Bill Gates told Wired that if he were a teenager today, he would be hacking biology. “If you want to change the world in some big way,” he says, “that’s where you should start—biological molecules.” In the 2017 audiobook BIOPUNK author Marcus Wohlsen, a senior technology writer at Wired magazine, explores the recent history and potential of biotechnology, both for good or ill.
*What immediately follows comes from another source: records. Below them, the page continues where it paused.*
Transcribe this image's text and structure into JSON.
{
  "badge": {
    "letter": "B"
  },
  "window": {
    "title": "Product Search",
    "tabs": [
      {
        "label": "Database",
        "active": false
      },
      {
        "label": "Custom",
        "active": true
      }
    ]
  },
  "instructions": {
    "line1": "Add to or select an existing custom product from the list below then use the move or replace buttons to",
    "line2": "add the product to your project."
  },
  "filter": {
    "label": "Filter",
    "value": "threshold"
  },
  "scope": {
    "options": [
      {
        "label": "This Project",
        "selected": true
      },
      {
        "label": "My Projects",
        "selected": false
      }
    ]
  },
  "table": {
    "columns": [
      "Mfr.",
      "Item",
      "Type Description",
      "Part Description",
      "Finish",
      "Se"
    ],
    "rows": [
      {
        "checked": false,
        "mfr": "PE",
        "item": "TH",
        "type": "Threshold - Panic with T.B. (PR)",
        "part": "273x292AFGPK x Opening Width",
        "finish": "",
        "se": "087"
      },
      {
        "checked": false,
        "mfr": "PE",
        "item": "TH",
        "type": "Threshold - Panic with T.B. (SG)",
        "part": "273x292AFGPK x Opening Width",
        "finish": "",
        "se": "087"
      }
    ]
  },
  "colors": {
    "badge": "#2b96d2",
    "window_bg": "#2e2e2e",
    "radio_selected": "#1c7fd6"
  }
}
Subtitle is "Solving Biotech's Biggest Problems in Kitchens and Garages." The audiobook begins with showing how hacking biology by private tinkerers in garage labs may be the wave of the future. (The term “biopunk” elicits visions of punk bands cranking out original songs to stick it to traditional music, but in this case science.) The positive aspects include creating new cancer drugs which Big Pharma can’t do, with their “nuke it from orbit” approach and focus on profits. “A big drug company isn’t interested in tailored drugs for small niche markets” (ie. YOU.) “They want drugs that cover a wide range of cancer patients, and make the most profits.” Problem is, that wide range drug for anything from depression to diabetes can end up making you sick, or killing you with side effects. No cancer is like another, and yours may be unique to you. Wouldn’t you rather have a drug tailored for you, without the side effects which TV commercials always list because they are forced to by law…(”side effects may include vomiting, bleeding, loss of breath…” etc.) Only a biopunk geek has the incentive to work at a small scale. Marcus covers case studies, like the woman who created a genetics test in her apartment, a team that built an open-source DNA replicating machine, and a duo who started a drug company in their kitchen. Wow. Instead of cooking meth or trying to get on The Voice, maybe young people should switch to making legit drugs in their garages. The money is certainly there. Health care costs are “skyrocketing,” as they say. Wohlsen also discusses DIY bioterrorism, GMOs, and whether those fears are unfounded. Will an AI take over the world? How hard is it to engineer a living cell, and until scientists can do it, will real artificial consciousness ever be obtained? These are some of the questions covered in this interesting book. Narrator Paul Michael Garcia, an AudioFile Earphones Award winner and former company member of the Oregon Shakespeare Festival, received his classical training in theater from Southern Oregon University, where he worked as an actor, director, and designer.